(Record set Opens)

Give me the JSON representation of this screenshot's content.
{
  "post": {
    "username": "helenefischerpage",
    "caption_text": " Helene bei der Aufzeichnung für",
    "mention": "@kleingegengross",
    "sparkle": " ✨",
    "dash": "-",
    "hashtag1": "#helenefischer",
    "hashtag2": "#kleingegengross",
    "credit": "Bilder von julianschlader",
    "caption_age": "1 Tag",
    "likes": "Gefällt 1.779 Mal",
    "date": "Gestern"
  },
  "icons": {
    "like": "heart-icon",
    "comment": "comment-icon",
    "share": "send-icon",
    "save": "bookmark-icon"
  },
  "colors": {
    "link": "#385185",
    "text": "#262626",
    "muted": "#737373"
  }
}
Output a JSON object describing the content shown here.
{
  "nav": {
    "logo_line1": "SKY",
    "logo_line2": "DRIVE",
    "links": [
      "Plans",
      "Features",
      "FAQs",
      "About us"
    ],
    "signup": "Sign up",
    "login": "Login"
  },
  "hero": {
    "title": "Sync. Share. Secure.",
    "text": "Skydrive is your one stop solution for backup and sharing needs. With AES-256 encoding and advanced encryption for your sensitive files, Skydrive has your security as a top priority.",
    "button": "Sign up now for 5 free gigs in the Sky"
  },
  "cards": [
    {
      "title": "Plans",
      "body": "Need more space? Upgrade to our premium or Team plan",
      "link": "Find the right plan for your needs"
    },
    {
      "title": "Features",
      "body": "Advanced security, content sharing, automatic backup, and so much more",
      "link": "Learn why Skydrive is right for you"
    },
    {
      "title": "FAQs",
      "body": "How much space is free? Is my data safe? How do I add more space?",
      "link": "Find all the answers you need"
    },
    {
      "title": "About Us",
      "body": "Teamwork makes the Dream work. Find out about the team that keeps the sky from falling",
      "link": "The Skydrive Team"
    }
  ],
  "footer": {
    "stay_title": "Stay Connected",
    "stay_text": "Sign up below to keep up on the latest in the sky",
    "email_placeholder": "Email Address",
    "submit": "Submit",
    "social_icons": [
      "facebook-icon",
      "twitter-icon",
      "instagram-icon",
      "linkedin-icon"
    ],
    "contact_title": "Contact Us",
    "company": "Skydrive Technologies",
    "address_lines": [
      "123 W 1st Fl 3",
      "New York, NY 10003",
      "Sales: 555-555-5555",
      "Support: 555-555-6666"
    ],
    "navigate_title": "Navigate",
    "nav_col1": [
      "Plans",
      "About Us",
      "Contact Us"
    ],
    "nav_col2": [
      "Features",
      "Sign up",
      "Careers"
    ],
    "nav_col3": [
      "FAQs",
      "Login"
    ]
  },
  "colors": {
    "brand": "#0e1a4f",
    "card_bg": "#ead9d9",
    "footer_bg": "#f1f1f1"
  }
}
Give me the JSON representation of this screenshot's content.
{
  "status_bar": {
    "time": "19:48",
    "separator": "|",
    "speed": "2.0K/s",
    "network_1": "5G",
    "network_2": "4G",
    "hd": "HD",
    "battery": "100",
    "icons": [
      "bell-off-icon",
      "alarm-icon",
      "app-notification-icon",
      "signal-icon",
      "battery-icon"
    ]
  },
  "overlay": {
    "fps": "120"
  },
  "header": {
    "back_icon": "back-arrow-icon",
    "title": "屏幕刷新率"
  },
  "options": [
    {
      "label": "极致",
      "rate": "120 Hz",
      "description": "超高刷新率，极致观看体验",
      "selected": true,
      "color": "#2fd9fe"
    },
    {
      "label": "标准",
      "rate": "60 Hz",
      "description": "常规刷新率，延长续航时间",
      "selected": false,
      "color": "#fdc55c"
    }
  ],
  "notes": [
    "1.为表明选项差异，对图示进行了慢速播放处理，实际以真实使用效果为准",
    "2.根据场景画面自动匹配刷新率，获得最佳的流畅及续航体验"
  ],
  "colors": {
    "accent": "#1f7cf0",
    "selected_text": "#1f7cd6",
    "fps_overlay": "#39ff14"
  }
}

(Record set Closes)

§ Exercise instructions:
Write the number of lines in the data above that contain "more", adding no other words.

§ Your solution:
3